• Walking Tall



    Released by: Rhino
    Released on: N/A
    Director: Phil Karlson
    Cast: Joe Don Baker
    Year: 1973

    The Movie:

    Joe Don Baker (a personal favorite of mine since seeing him in Final Justice) plays living legend Bufford Pusser, in this drive in classic hillbilly exploitation film.

    Bufford has just retired from his wrestling career (where he was known as Bufford the Bull) and has moved back to his sleepy hometown in Memphis with his wife, two kids, and dog. But when he goes out with his old friend Marty to get reacquainted, the two of them end up in a bar fight at ‘The Lucky Spot’ when the bad guys running the tables in the back try and swindle Bufford and Marty out of their money. Things get rough, and Bufford is sent to the hospital where he gets a lot of stitches. Marty doesn’t fare any better; in fact, they find him at the bottom of a lake.

    When Bufford finds out that the local police are on the take and aren’t going to do anything to bring the hoodlums to justice, he takes it upon himself to carve a club out of a piece of wood and bring his own brand of justice to the hoods, Joe Don Baker style.

    The corrupt cops take him to task for this and Bufford ends up in court, where he gets off thanks to the unanimous vote of the jury, who are sympathetic to his situation and sick and tired of the corrupt officials in the town. This inspires him to run for Sheriff himself, but when he does, the current Sheriff will have no part in that and decides to take Bufford down himself rather than risk losing the election. Things don’t go so well though, and Al ends up dead by his own mistake and Bufford wins the election and decides to fight the corruption in the system and clean up the town…. but at what cost?

    While the movie may sound a little hokey, it’s better than you might think and Baker is actually pretty good in this role, bringing an unexpected air of sympathy to the character. As the movie goes along and Bufford gets it worse and worse from the thugs, you’ll find yourself cheering when he goes in swinging, you just can’t help but feel for the guy.

    The films low budget shines through quite often, but it’s the characters and performances that make Walking Tall work, but the effects. Shot on location in Tennessee, it feels like the Deep South because it is and while it may hit almost every ‘Southern’ cliché in the book, it does it well.

    Video/Audio/Extras:

    Judging by the amount of visible boom mikes, this film may very well have been shot open matte. There doesn’t really appear to be anything missing from the sides, so I’m guessing that it was composed for either 1.66.1 or maybe even full frame (which is how it’s presented here). The quality of the transfer and the materials used in it, however, are terrible. The beaten up print that they used is full of scratches and other visible defects and the transfer itself has its share of mpeg compression artifacts visible as well.

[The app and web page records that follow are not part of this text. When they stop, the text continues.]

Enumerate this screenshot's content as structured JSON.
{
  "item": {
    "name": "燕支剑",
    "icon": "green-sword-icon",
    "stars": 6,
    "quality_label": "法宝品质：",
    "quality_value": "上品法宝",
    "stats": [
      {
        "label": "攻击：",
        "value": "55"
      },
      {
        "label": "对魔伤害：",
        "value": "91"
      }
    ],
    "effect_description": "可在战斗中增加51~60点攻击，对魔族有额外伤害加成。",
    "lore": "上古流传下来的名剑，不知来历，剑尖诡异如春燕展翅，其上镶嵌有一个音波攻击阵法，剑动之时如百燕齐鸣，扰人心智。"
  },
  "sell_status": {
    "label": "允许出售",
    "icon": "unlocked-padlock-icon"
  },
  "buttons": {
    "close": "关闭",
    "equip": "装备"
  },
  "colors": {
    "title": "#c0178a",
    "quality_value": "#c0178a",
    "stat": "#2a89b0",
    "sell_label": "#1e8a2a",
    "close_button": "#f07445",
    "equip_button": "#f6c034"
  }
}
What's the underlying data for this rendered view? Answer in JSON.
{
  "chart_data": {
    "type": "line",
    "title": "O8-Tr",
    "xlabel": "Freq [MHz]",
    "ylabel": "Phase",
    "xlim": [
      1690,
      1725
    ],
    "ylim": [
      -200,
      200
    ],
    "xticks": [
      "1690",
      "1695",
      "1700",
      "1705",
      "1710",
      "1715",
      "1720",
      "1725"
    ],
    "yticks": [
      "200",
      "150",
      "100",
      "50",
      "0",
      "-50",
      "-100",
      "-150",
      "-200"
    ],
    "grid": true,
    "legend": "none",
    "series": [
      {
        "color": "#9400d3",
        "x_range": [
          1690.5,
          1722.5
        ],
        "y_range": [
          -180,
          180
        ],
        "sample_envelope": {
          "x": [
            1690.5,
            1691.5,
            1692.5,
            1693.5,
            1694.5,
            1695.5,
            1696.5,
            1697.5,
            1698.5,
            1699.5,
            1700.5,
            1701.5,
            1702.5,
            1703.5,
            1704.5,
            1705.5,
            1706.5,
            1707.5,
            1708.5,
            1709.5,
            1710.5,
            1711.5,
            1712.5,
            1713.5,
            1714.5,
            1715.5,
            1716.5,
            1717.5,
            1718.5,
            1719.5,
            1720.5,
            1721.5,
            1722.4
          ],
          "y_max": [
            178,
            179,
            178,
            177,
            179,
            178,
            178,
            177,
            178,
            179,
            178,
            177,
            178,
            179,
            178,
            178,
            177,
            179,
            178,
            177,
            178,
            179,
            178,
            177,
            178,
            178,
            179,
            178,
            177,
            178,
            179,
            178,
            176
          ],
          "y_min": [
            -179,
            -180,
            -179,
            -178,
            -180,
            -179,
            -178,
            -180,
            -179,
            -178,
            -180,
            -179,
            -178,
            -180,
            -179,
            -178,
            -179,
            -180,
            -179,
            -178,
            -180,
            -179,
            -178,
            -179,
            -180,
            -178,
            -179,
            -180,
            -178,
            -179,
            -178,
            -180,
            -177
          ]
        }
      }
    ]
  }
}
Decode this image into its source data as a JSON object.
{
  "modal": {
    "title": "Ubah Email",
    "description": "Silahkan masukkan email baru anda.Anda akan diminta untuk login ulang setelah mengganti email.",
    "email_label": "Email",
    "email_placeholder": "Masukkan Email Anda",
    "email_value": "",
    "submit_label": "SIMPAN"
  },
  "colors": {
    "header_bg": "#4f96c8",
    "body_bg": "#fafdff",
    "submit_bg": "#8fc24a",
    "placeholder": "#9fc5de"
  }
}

    The Dolby Digital Mono track is muffled with plenty of hiss, pops and background noise throughout the duration. For the most part, you can understand what’s going on, but it doesn’t sound too pretty at all.


    There is nothing else on the disc except for an annoying Rhino commercial at the beginning of the film that I fast-forwarded through.

    The Final Word:

    Likely Joe Don Baker’s most remembered film, Walking Tall is given a shoddy treatment on DVD, but the low retail price still makes it worth owning for fans of the film until a better version comes along.